— Isy Ibraham-Raveson
As parents of young children, most will agree that children deserve to be listened to and respected. But it’s equally as important to recognize that children should have full control of their bodies. Consent is about asking for permission, giving choices, and respecting body boundaries. Navigating consent can be a challenge for parents (like myself) who didn’t feel liberated to speak up when they felt uncomfortable giving a hug or sitting on someone’s lap.
Fortunately, there are many resources and helpful suggestions from expert social workers and sex educators for parents and educators as they empower children through freedom of choice about touch or actions. Here are three tips to get started:
When my daughter was an infant, I tried my best to be intentional in what I was doing so she knew what to expect. For example, prior to changing her diaper, I would say, “Mommy has to change your diaper or you will get a rash.” I also put my hands out so she could see them before putting lotion on her body. If she didn’t want to be touched at that moment and began to cry or act fussy, I chose to stop putting on the lotion and try again later.
Once she was a little over a year old, we began reading books like “C is for Consent” written by Eleanor Morrison and illustrated by Faye Orlove and “Let’s Talk About Body Boundaries, Consent and Respect” written by Jayneen Sanders and illustrated by Sarah Jennings. I also created a communication chart and brought it with us to family and friends’ homes to support my daughter in choosing her communication preference. The chart includes visuals of children giving hugs, high-fives, kisses and waves, along with the simple sentence frame: I can say hello by _____. She would point to her choice to support grown-ups and peers in knowing how she wanted to say hello. Having something tangible for her supported me, and other grown-ups, in understanding her needs.
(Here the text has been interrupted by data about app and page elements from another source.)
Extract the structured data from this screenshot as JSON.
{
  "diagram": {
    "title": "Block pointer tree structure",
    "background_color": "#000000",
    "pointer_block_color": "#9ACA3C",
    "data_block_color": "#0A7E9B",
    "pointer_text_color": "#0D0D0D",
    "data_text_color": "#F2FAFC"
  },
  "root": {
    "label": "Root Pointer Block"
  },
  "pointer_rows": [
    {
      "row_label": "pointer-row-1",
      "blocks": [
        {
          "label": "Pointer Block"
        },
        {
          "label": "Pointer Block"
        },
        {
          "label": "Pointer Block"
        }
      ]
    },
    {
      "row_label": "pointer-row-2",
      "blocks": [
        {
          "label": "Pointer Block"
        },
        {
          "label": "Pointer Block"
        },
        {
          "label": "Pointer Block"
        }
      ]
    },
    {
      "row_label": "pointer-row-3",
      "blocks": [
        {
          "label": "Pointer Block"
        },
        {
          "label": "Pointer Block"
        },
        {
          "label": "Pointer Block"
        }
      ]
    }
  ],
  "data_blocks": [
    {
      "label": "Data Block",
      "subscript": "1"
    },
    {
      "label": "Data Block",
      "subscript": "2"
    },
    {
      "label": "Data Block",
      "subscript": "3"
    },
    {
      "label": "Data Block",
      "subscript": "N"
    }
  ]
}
Empower Through Accurate Language
According to sex educator Lydia M. Bowers in an interview with HuffPost, “When we avoid saying words, we instill a sense of shame, of something to be avoided or hidden.” Books like “Body Safety Education: A parents’ guide to protecting kids from sexual abuse” by Jayneen Sanders provide a framework and supplemental resources to support parents in discussing everything from body boundaries to body parts. It also explores the importance of shifting from “secrets” to “surprises” because secrets are one of the main tools used by sexual predators to silence and control children. Another book by Jayneen Sanders that’s worth checking out from the library is “ABC of Body Safety and Consent.” Through 26 “key” letters, children learn crucial body safety and consent skills. There is also a helpful discussion question guide geared towards children ages 4 to10 years old.
Create a Home Where Your Child Feels Heard
When we create homes where our children are able to openly discuss their feelings, identify and sit with difficult emotions and feel liberated to explore tough topics, we make space for them to share their experiences. Resources like Daniel Tiger’s Life’s Little Lessons and Sesame Street in Communities: Exploring Emotions can support children (and grown-ups) in expressing and understanding their emotions.
Continue learning how to support your child with these resources:
What is Consent?
. . . . . . . . . . . . . . . . . . . . . . . . . . . . . . . . . . .